I’m of two minds about Django Unchained. On the one hand, I find it to be a masterful bit of cinema. There is no doubt that Quentin Tarantino is one of the finest, most passionate and energetic filmmakers working today. He has yet to make a bad movie, and I would call several of his efforts masterpieces. His latest is wildly entertaining; by turns it is funny, suspenseful and heartbreaking, sometimes all at once. It is also gratuitously violent. Violence in service of a story has never bothered me before. Maybe it’s because of the tragic events in recent weeks, but for once I feel it is too much.

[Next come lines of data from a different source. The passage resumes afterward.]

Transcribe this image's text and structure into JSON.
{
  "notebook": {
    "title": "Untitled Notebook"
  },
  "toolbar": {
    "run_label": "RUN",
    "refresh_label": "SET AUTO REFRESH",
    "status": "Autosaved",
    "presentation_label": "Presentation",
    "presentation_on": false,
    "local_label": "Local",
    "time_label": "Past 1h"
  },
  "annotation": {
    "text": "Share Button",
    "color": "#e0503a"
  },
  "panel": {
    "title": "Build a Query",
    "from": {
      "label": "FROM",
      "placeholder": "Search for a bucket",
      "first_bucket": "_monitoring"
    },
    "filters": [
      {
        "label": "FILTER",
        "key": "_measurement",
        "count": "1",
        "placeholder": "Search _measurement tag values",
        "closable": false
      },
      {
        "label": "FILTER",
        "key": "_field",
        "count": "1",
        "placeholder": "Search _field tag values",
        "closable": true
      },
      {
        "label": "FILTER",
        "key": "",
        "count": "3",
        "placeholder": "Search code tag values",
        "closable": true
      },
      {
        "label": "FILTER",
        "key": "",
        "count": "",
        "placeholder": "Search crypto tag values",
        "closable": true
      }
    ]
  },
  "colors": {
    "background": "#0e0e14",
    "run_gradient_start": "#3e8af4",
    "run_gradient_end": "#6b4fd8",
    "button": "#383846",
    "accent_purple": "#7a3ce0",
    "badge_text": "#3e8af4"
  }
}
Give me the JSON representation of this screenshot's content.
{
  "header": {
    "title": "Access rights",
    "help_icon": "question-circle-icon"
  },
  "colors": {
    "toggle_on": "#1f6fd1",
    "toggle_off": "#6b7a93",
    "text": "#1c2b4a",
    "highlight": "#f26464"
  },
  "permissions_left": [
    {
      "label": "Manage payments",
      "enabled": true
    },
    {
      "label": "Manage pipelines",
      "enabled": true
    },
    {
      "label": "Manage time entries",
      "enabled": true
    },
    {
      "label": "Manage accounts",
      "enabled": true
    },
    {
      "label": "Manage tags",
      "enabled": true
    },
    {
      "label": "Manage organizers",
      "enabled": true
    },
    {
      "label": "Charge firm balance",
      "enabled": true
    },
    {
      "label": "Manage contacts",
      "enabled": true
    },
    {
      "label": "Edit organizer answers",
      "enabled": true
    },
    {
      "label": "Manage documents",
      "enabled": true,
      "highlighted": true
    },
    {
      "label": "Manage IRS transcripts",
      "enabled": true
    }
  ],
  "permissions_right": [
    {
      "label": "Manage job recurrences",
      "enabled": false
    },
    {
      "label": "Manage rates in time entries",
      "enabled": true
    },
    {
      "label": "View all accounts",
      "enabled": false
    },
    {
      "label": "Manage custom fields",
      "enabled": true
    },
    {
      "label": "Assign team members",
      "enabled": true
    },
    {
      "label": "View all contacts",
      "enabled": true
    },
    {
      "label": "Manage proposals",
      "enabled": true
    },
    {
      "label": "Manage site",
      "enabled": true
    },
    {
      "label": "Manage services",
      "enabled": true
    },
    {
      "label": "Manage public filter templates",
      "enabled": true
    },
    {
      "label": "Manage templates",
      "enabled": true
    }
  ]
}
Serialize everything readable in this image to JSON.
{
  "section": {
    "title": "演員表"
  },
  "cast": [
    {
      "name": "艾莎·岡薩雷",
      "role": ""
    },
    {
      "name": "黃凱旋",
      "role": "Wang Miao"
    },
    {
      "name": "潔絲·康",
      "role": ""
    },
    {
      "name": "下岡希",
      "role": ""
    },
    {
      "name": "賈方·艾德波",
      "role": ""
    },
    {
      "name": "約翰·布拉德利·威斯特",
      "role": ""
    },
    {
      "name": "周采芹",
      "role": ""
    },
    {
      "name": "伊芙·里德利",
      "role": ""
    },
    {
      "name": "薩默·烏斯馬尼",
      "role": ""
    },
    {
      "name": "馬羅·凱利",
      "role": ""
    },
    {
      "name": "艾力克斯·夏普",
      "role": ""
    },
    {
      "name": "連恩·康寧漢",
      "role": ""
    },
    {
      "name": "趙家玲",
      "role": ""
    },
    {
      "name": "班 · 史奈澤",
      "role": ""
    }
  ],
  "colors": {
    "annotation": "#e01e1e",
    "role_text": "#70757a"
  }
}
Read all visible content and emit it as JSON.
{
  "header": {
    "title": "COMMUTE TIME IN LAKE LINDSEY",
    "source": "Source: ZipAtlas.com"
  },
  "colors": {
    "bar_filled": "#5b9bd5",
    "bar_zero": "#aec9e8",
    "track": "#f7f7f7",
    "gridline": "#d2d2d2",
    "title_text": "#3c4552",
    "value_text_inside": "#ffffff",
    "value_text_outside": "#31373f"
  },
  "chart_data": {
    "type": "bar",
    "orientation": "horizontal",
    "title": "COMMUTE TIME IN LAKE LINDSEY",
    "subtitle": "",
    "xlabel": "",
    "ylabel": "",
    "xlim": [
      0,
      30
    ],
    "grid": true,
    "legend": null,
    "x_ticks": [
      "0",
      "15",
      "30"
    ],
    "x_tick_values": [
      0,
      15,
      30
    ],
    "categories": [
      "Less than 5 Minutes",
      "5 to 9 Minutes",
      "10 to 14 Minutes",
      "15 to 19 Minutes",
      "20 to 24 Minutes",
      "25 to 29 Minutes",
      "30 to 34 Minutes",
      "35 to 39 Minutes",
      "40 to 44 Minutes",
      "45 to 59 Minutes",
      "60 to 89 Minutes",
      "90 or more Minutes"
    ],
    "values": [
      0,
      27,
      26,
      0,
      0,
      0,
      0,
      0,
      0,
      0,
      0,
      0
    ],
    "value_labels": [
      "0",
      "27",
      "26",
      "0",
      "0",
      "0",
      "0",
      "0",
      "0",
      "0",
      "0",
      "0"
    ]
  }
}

Jamie Foxx stars as the titular character, a slave in Texas several years before the start of the Civil War. While being marched to a slave market, Django is rescued by Dr. King Schultz (Christoph Waltz), a German bounty hunter. Schultz seeks the bounty on a group of outlaws called the Brittle Brothers, and he believes that Django can identify them. Schultz promises Django his freedom in return for leading him to the Brittle Brothers. Along the journey they become friends and partners, and Schultz agrees to help Django save his wife, a slave with the priceless name Broomhilda von Shaft (Kerry Washington), who was sold to an infamous plantation owner named Calvin Candie (Leonardo DiCaprio).
This premise sets up what is on its most basic level an homage to the spaghetti western, as well as a revenge picture. In that way it is very similar to Tarantino’s Inglourious Basterds; instead of killing Nazis his heroes slaughter white slave owners. I will not deny that it is satisfying to see Django evolve from a browbeaten slave to what is essentially a 19th century Terminator, carving a swath of destruction through the antebellum South as he attempts to rescue Broomhilda. Much of the appeal of the film comes from the performances. Foxx uses his focused intensity as Django to create a sympathetic hero, and one who truly develops throughout the film. Christoph Waltz is wonderful as Schultz. He is just as charismatic as he was as Hans Landa in Inglourious Basterds, but here he plays a good man who loathes slavery. His final act of the film is both shocking, poignant, and poetically just. The real revelation of the film is Leonardo DiCaprio, whose Calvin Candie is as odious a villain as we’ve seen in a long time. DiCaprio further proves what a versatile actor he is and how far he’s come since his Titanic days. Also standing out is Samuel L. Jackson as the house slave Stephen, whose character is even more loathsome than DiCaprio’s.
The real joy of any Tarantino film is the dialogue, and as usual he does not disappoint; each actor seems to relish every word of his that they utter, particularly Waltz and DiCaprio; Waltz with his precise intonation, and DiCaprio with his slimy southern drawl. Tarantino once again uses the great cinematographer Robert Richardson, who should find himself a frontrunner for the Oscar. Fred Raskin takes over for the late, great Sally Menke, whose crisp editing keeps the film from feeling overlong.
And yet, as expertly made and entertaining as the film is, I find myself coming back to the violence. Tarantino doesn’t shy away from showing the monstrosities done to the slaves, particularly when it comes to the Mandingo fighting, death matches that Candie organizes between his slaves. These moments are brutal and cruel, but I don’t have as much of an issue with these because they are an integral part of the story that serve to show that Calvin Candie is truly amoral and evil man. What I do have a problem with are the gun battles that permeate the third act of the film. Yes, the effects are intentionally overdone, with bloody exploding squibs that shower blood everywhere; the blood isn’t even very realistic looking. I recognize that this was a conscious decision to evoke the feel of a spaghetti western. But if we’re going to have a real conversation about the culture of violence and guns in this country, we can’t just talk about gun control. We have to talk about violence in entertainment. Now I believe that violence has a place in movies when it serves the story. But in the wake of something like the massacre in Newtown, I just can’t believe that violence for the sake of violence is its own justification.